The Supreme Court, being concerned due to the rising no. of cases in High Courts of India, mentioned that ‘Liberty is so precious but we must give a sense of responsibility to High Courts’. It has been observed that the High Courts, on a regular basis, grant interim relief in order to rescind the criminal proceedings of matters related to writ petition or plea under Section 482 of CrPC. The courts do it through the way of stay order, routinely.
A Special Leave Petition was being considered by the bench of Justices D. Y. Chandrachud, M. R. Shah & Sanjiv Khanna, which came forward through an order of the Bombay High Court, from the month of September 2020, on a writ petition. The respondents were the Director of a Real Estate Development Co., along with his business partners and the petitioner was Neeharika Infrastructure Pvt. Ltd. The allegations were made on the basis of Sections 406, 420, 465, 468, 471 and 120B of IPC. Subsequently, the High Court had instructed to not adopt any coercive measures against the respondents while permitting time, so as to file a reply affidavit. The measures were instructed to not be take with respect to the FIR that had been registered by the petitioners.
In the month of October, 2020; a notice had been issued by a bench headed on by Justice D. Y. Chandrachud, on Special Leave Petition. As directed by the High Court, an ad-interim stay was granted here.
As recorder by the bench, three orders were witnessed to be passed under Section 438 of CrPC. It was done October 15th of 2019 by the Additional Sessions Judge of City Sessions Court in Mumbai and granted interim protection against arrest of respondents.
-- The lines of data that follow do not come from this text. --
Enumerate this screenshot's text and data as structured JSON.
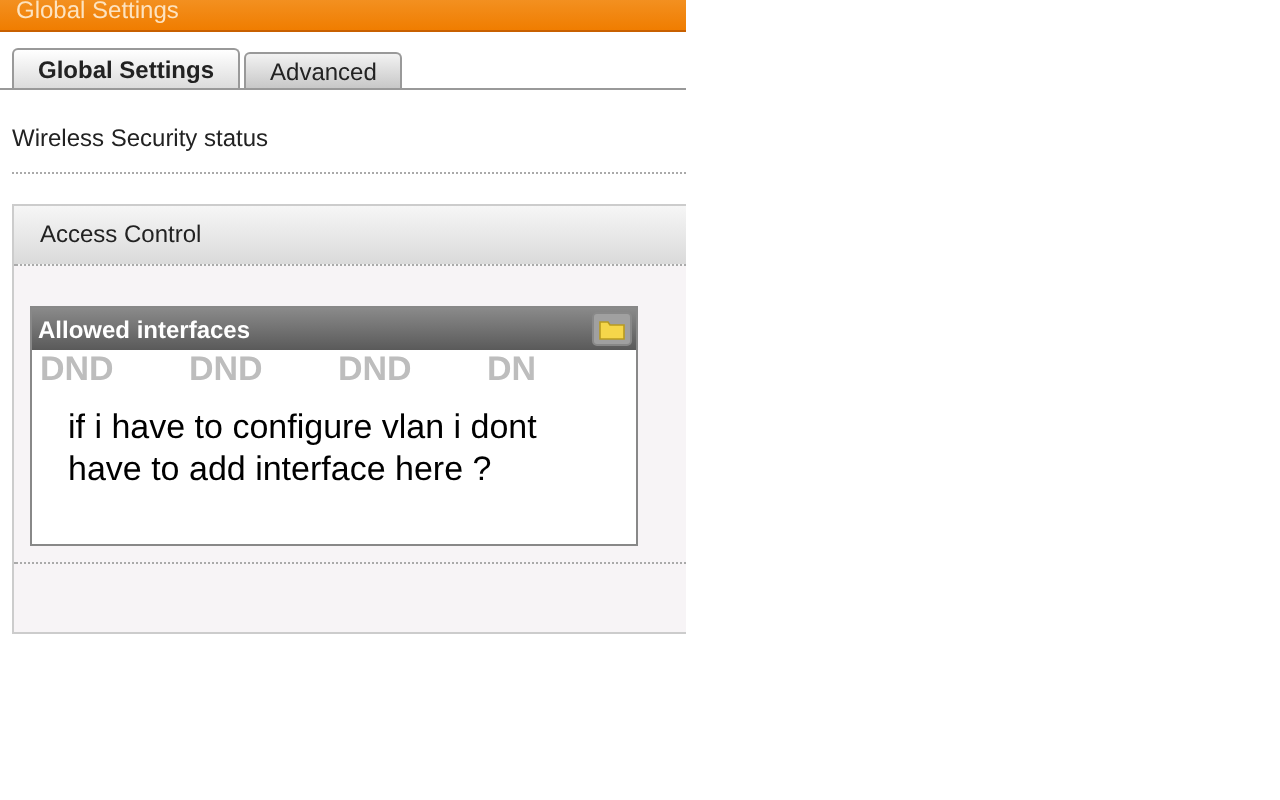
{
  "header": {
    "title": "Global Settings"
  },
  "tabs": [
    {
      "label": "Global Settings",
      "selected": true
    },
    {
      "label": "Advanced",
      "selected": false
    }
  ],
  "status_label": "Wireless Security status",
  "panel": {
    "title": "Access Control",
    "list": {
      "title": "Allowed interfaces",
      "placeholder_marks": [
        "DND",
        "DND",
        "DND",
        "DN"
      ],
      "note": "if i have to configure vlan i dont have to add interface here ?"
    }
  }
}
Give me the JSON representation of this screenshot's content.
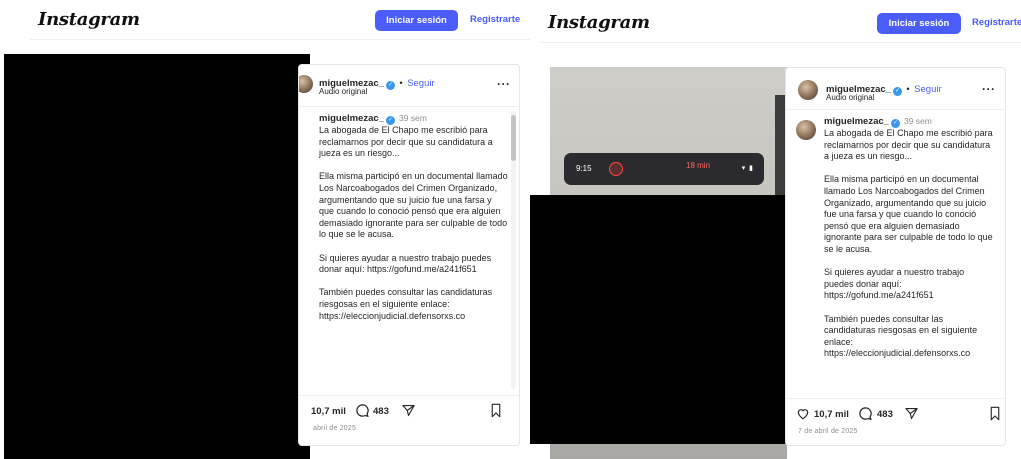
{
  "header": {
    "logo": "Instagram",
    "login_label": "Iniciar sesión",
    "register_label": "Registrarte"
  },
  "post": {
    "username": "miguelmezac_",
    "separator": "•",
    "follow_label": "Seguir",
    "audio_label": "Audio original",
    "more_label": "···",
    "time_ago": "39 sem",
    "caption": [
      "La abogada de El Chapo me escribió para reclamarnos por decir que su candidatura a jueza es un riesgo...",
      "Ella misma participó en un documental llamado Los Narcoabogados del Crimen Organizado, argumentando que su juicio fue una farsa y que cuando lo conoció pensó que era alguien demasiado ignorante para ser culpable de todo lo que se le acusa.",
      "Si quieres ayudar a nuestro trabajo puedes donar aquí: https://gofund.me/a241f651",
      "También puedes consultar las candidaturas riesgosas en el siguiente enlace: https://eleccionjudicial.defensorxs.co"
    ],
    "likes": "10,7 mil",
    "comments": "483",
    "date_left": "abril de 2025",
    "date_right": "7 de abril de 2025"
  },
  "phone_overlay": {
    "time": "9:15",
    "pill": "18 min",
    "status": "▾ ▮"
  },
  "colors": {
    "accent": "#4a5df9",
    "verified": "#3897f0",
    "muted": "#8e8e8e"
  },
  "icons": [
    "verified-badge-icon",
    "more-options-icon",
    "comment-icon",
    "share-icon",
    "bookmark-icon"
  ]
}
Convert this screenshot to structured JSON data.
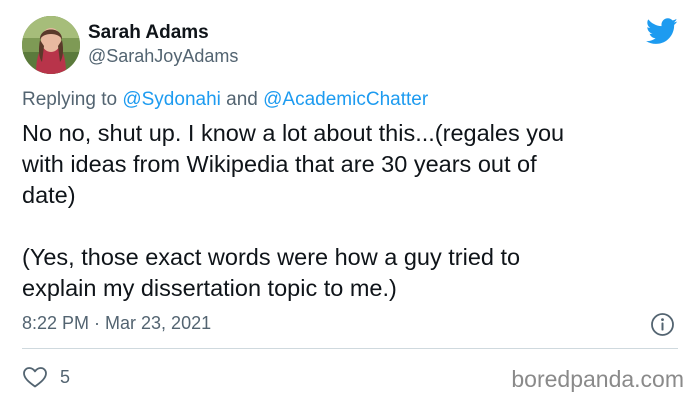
{
  "author": {
    "display_name": "Sarah Adams",
    "handle": "@SarahJoyAdams",
    "avatar_icon": "profile-photo"
  },
  "reply": {
    "prefix": "Replying to ",
    "mention_1": "@Sydonahi",
    "conjunction": " and ",
    "mention_2": "@AcademicChatter"
  },
  "tweet": {
    "lines": [
      "No no, shut up. I know a lot about this...(regales you",
      "with ideas from Wikipedia that are 30 years out of",
      "date)",
      "(Yes, those exact words were how a guy tried to",
      "explain my dissertation topic to me.)"
    ],
    "timestamp": "8:22 PM · Mar 23, 2021"
  },
  "actions": {
    "like_count": "5",
    "like_icon": "heart-icon",
    "info_icon": "info-icon"
  },
  "branding": {
    "platform_icon": "twitter-bird-icon",
    "watermark": "boredpanda.com"
  },
  "colors": {
    "accent": "#1d9bf0",
    "text": "#0f1419",
    "secondary": "#536471",
    "divider": "#cfd9de"
  }
}
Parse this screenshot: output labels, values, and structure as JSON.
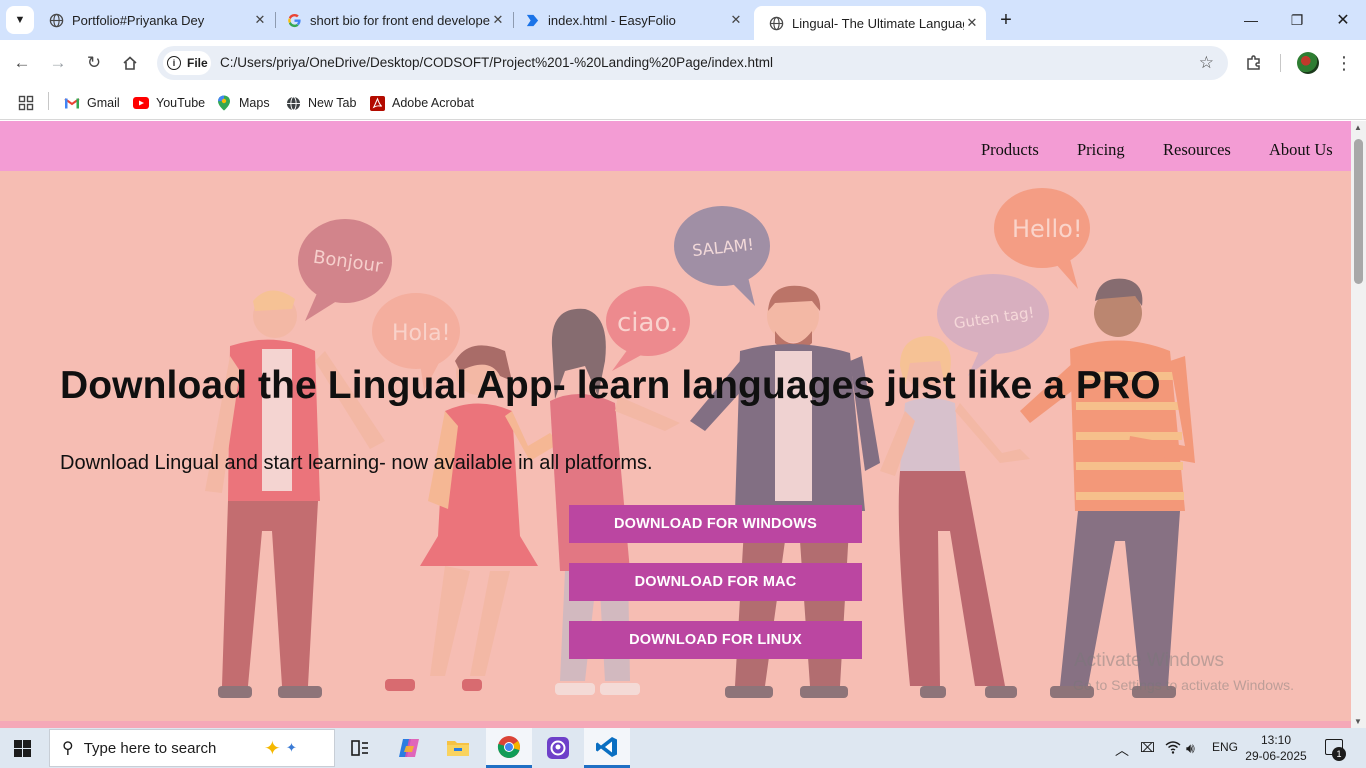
{
  "browser": {
    "tabs": [
      {
        "title": "Portfolio#Priyanka Dey",
        "icon": "globe-icon",
        "active": false
      },
      {
        "title": "short bio for front end developer",
        "icon": "google-icon",
        "active": false
      },
      {
        "title": "index.html - EasyFolio",
        "icon": "easyfolio-icon",
        "active": false
      },
      {
        "title": "Lingual- The Ultimate Language",
        "icon": "globe-icon",
        "active": true
      }
    ],
    "address_chip": "File",
    "url": "C:/Users/priya/OneDrive/Desktop/CODSOFT/Project%201-%20Landing%20Page/index.html",
    "bookmarks": [
      {
        "label": "Gmail",
        "icon": "gmail-icon"
      },
      {
        "label": "YouTube",
        "icon": "youtube-icon"
      },
      {
        "label": "Maps",
        "icon": "maps-icon"
      },
      {
        "label": "New Tab",
        "icon": "globe-icon"
      },
      {
        "label": "Adobe Acrobat",
        "icon": "acrobat-icon"
      }
    ]
  },
  "page": {
    "nav": [
      "Products",
      "Pricing",
      "Resources",
      "About Us"
    ],
    "hero": {
      "title": "Download the Lingual App- learn languages just like a PRO",
      "subtitle": "Download Lingual and start learning- now available in all platforms.",
      "buttons": [
        "DOWNLOAD FOR WINDOWS",
        "DOWNLOAD FOR MAC",
        "DOWNLOAD FOR LINUX"
      ],
      "speech_bubbles": [
        "Bonjour",
        "Hola!",
        "ciao.",
        "SALAM!",
        "Guten tag!",
        "Hello!"
      ]
    },
    "watermark": {
      "line1": "Activate Windows",
      "line2": "Go to Settings to activate Windows."
    }
  },
  "taskbar": {
    "search_placeholder": "Type here to search",
    "apps": [
      "task-view-icon",
      "copilot-icon",
      "file-explorer-icon",
      "chrome-icon",
      "github-desktop-icon",
      "vscode-icon"
    ],
    "language": "ENG",
    "time": "13:10",
    "date": "29-06-2025",
    "notification_count": "1"
  },
  "colors": {
    "navbar": "#f39cd4",
    "hero_bg": "#f6bdb3",
    "button": "#bb46a1",
    "tabstrip": "#d3e3fd"
  }
}
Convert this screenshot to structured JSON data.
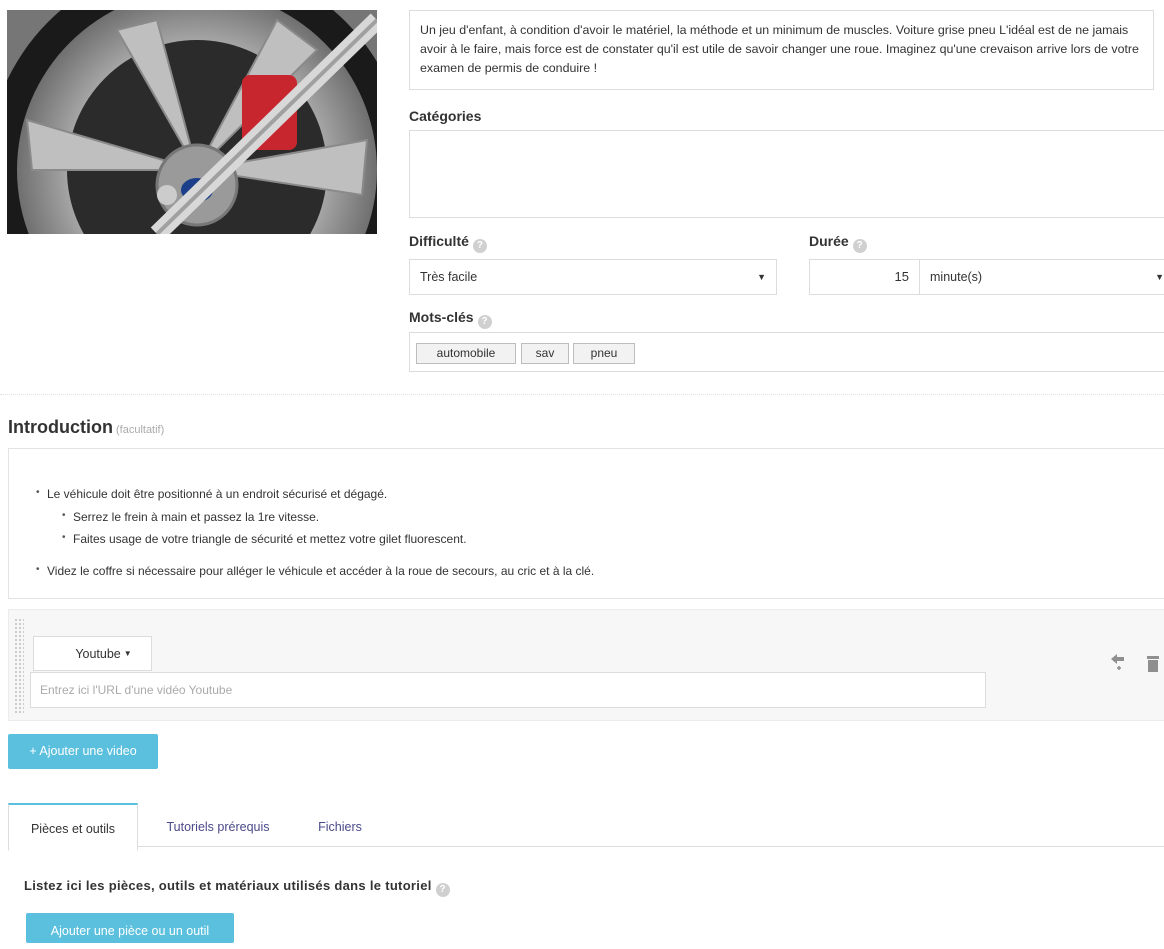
{
  "description": "Un jeu d'enfant, à condition d'avoir le matériel, la méthode et un minimum de muscles. Voiture grise pneu L'idéal est de ne jamais avoir à le faire, mais force est de constater qu'il est utile de savoir changer une roue. Imaginez qu'une crevaison arrive lors de votre examen de permis de conduire !",
  "categories": {
    "label": "Catégories"
  },
  "difficulty": {
    "label": "Difficulté",
    "value": "Très facile"
  },
  "duration": {
    "label": "Durée",
    "value": "15",
    "unit": "minute(s)"
  },
  "keywords": {
    "label": "Mots-clés",
    "tags": [
      "automobile",
      "sav",
      "pneu"
    ]
  },
  "intro": {
    "title": "Introduction",
    "optional": "(facultatif)",
    "items": [
      "Le véhicule doit être positionné à un endroit sécurisé et dégagé.",
      "Serrez le frein à main et passez la 1re vitesse.",
      "Faites usage de votre triangle de sécurité et mettez votre gilet fluorescent.",
      "Videz le coffre si nécessaire pour alléger le véhicule et accéder à la roue de secours, au cric et à la clé."
    ]
  },
  "video": {
    "provider": "Youtube",
    "url_placeholder": "Entrez ici l'URL d'une vidéo Youtube",
    "add_label": "+ Ajouter une video"
  },
  "tabs": [
    "Pièces et outils",
    "Tutoriels prérequis",
    "Fichiers"
  ],
  "parts": {
    "heading": "Listez ici les pièces, outils et matériaux utilisés dans le tutoriel",
    "add_label": "Ajouter une pièce ou un outil"
  },
  "colors": {
    "accent": "#5bc0de",
    "tab_link": "#4a4a8a"
  }
}
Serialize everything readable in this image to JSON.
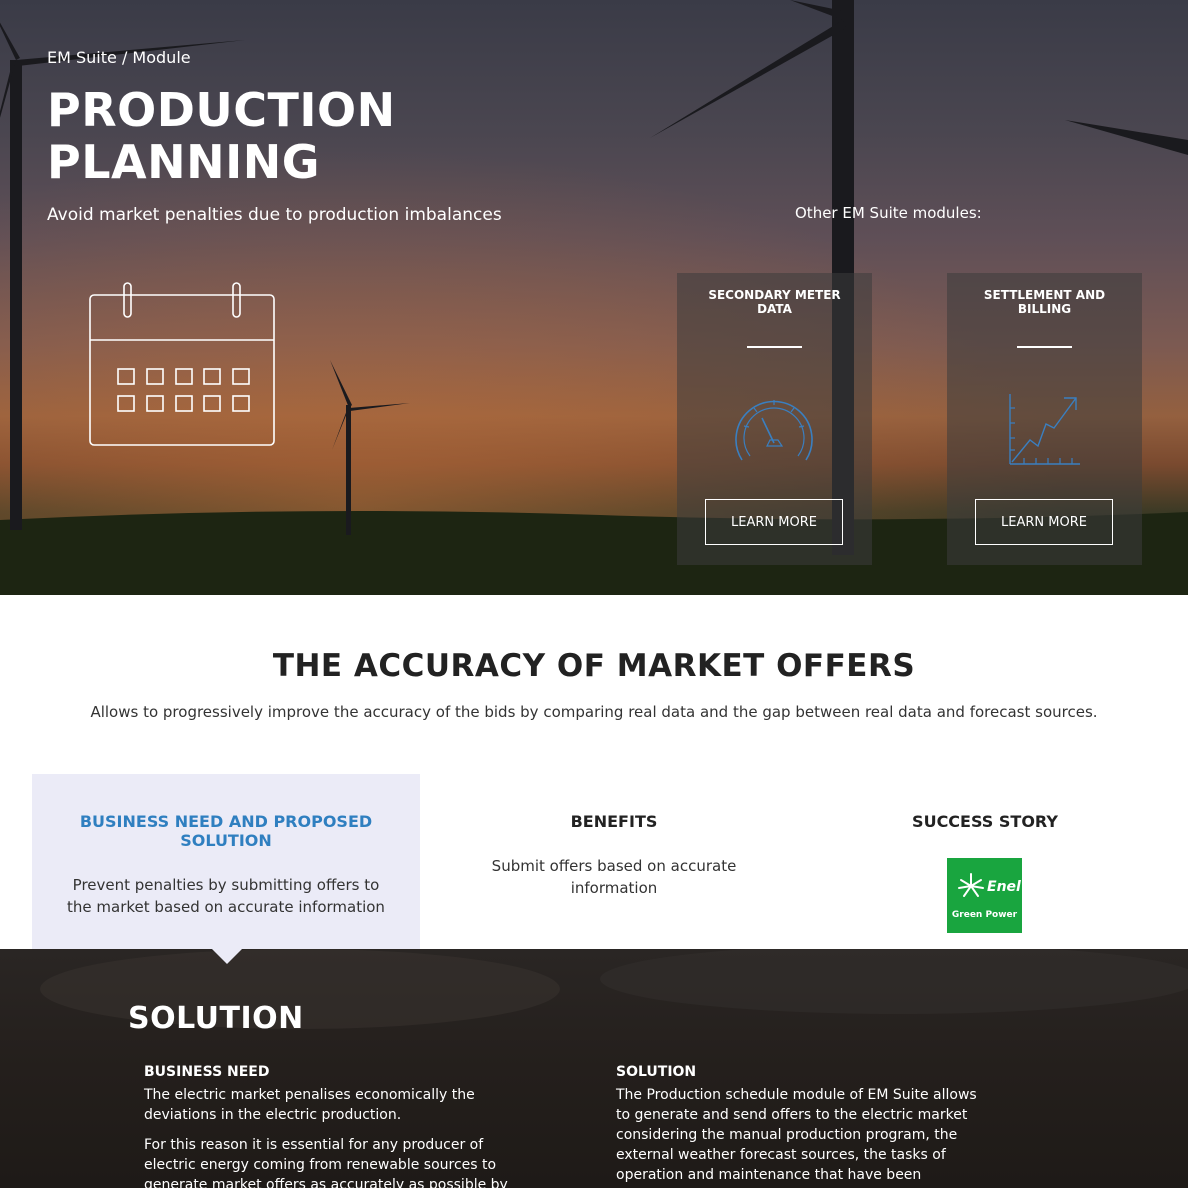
{
  "hero": {
    "breadcrumb": "EM Suite / Module",
    "title_line1": "PRODUCTION",
    "title_line2": "PLANNING",
    "subtitle": "Avoid market penalties due to production imbalances",
    "other_modules_label": "Other EM Suite modules:",
    "modules": [
      {
        "title": "SECONDARY METER DATA",
        "icon": "gauge-icon",
        "button": "LEARN MORE"
      },
      {
        "title": "SETTLEMENT AND BILLING",
        "icon": "growth-chart-icon",
        "button": "LEARN MORE"
      }
    ]
  },
  "accuracy": {
    "heading": "THE ACCURACY OF MARKET OFFERS",
    "description": "Allows to progressively improve the accuracy of the bids by comparing real data and the gap between real data and forecast sources."
  },
  "tabs": [
    {
      "title": "BUSINESS NEED AND PROPOSED SOLUTION",
      "text": "Prevent penalties by submitting offers to the market based on accurate information",
      "active": true
    },
    {
      "title": "BENEFITS",
      "text": "Submit offers based on accurate information"
    },
    {
      "title": "SUCCESS STORY",
      "logo_text": "Enel",
      "logo_subtext": "Green Power"
    }
  ],
  "solution": {
    "title": "SOLUTION",
    "business_need": {
      "heading": "BUSINESS NEED",
      "paragraphs": [
        "The electric market penalises economically the deviations in the electric production.",
        "For this reason it is essential for any producer of electric energy coming from renewable sources to generate market offers as accurately as possible by"
      ]
    },
    "solution_col": {
      "heading": "SOLUTION",
      "paragraphs": [
        "The Production schedule module of EM Suite allows to generate and send offers to the electric market considering the manual production program, the external weather forecast sources, the tasks of operation and maintenance that have been foreseen"
      ]
    }
  },
  "colors": {
    "accent_blue": "#2f7fc0",
    "active_tab_bg": "#ebebf7",
    "enel_green": "#19a53f",
    "icon_blue": "#3a7fc0"
  }
}
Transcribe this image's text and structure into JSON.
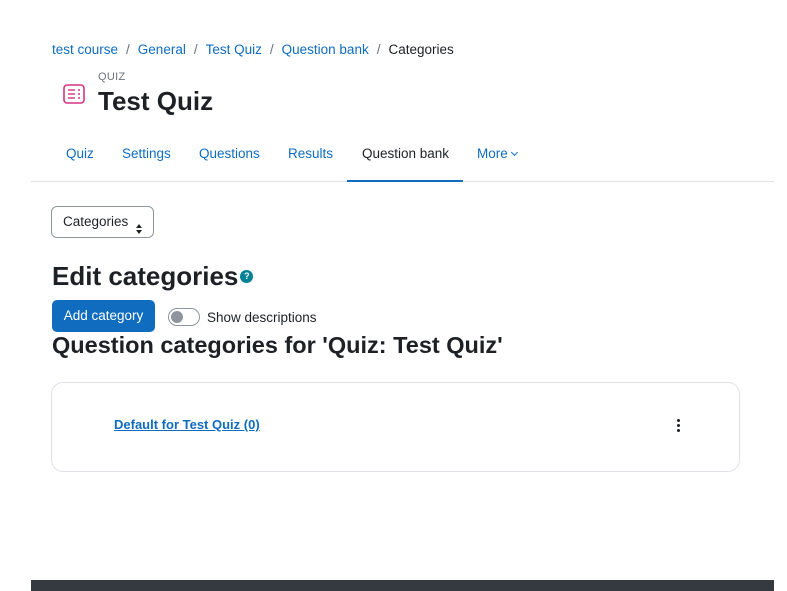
{
  "breadcrumb": {
    "items": [
      "test course",
      "General",
      "Test Quiz",
      "Question bank"
    ],
    "current": "Categories",
    "separator": "/"
  },
  "header": {
    "module_label": "QUIZ",
    "title": "Test Quiz",
    "icon": "quiz-icon"
  },
  "tabs": [
    {
      "label": "Quiz",
      "active": false
    },
    {
      "label": "Settings",
      "active": false
    },
    {
      "label": "Questions",
      "active": false
    },
    {
      "label": "Results",
      "active": false
    },
    {
      "label": "Question bank",
      "active": true
    },
    {
      "label": "More",
      "active": false
    }
  ],
  "selector": {
    "value": "Categories"
  },
  "edit": {
    "heading": "Edit categories",
    "help_icon": "?",
    "add_button": "Add category",
    "toggle_label": "Show descriptions",
    "toggle_on": false
  },
  "categories": {
    "heading": "Question categories for 'Quiz: Test Quiz'",
    "items": [
      {
        "label": "Default for Test Quiz (0)"
      }
    ]
  },
  "colors": {
    "accent": "#0f6cbf",
    "quiz_icon": "#d63384",
    "help": "#008196",
    "footer": "#343a40"
  }
}
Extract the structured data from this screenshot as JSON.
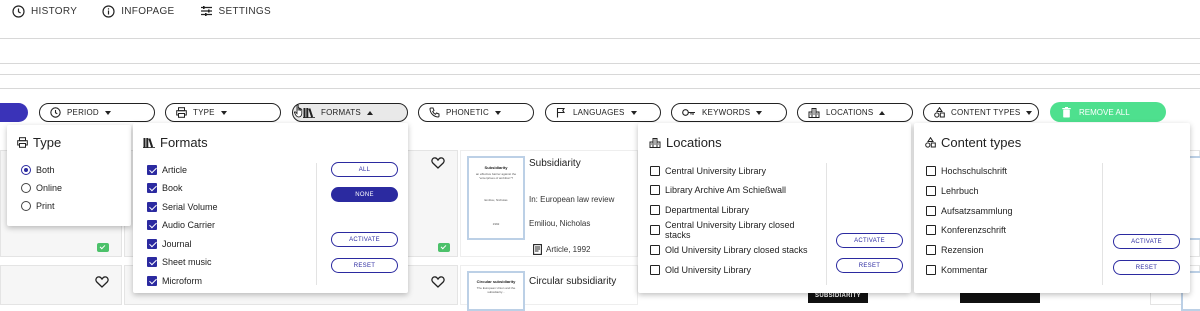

The Senior Counsel i.e., Mr. Shyam Divan, was the one to submit the mentioned orders. The respondents were directed to report the police station on 17th, 19th & 22nd October of 2019 and to cooperate with the ongoing investigation. It was contended that the accused was not cooperating for the same, as reported on 17th October, 2019 by the investigating officer while addressing the Sessions Court. Also, it was reported that the previous granted protection had been extended on a regular basis and after an year, writ petition was filed in the Bombay High Court. It was agrued that as the protection of interim was available to the respondents, it was difficult to seek a blanket direction of High Court in order to restrict the investigating officer to take any coercive measures. It was held to be abuse of the whole process. According to Justice Shah, “In a large number of matters, we see that courts are saying ‘Issue notice. No coercive action’, ‘Issue notice. No coercive action’ under 482!”.
Justice Chandrachud said, “When hearing an application for anticipatory bail, it is understandable. Because under section 438 (of the CrPC; anticipatory bail), the power is there. When we issue notice in 438, we say that in the interim, there will be a stay on arrest. In a 438 plea, after notice is issued, if the petitioner happens to be arrested, the application becomes infructuous. So, the stay is granted “.
“Liberty is so precious. We do not want to denude the courts of the power. Exceptional situations may arise. But we must give a sense of responsibility to the High Courts”, added Justice Chandrachud.
“Such orders cannot be passed routinely”, expressed Justice Shah.
It was observed, last week, that the order of protection against arrest cannot be passed by High Courts, when quashing any petition filed as under Section 482 of CrPC and in my opinion this is a correct observation made, as this way, courts won’t be able to do whatever they want or run away from their duty. Also, if this step will not be taken, how will people have faith in our Judiciary?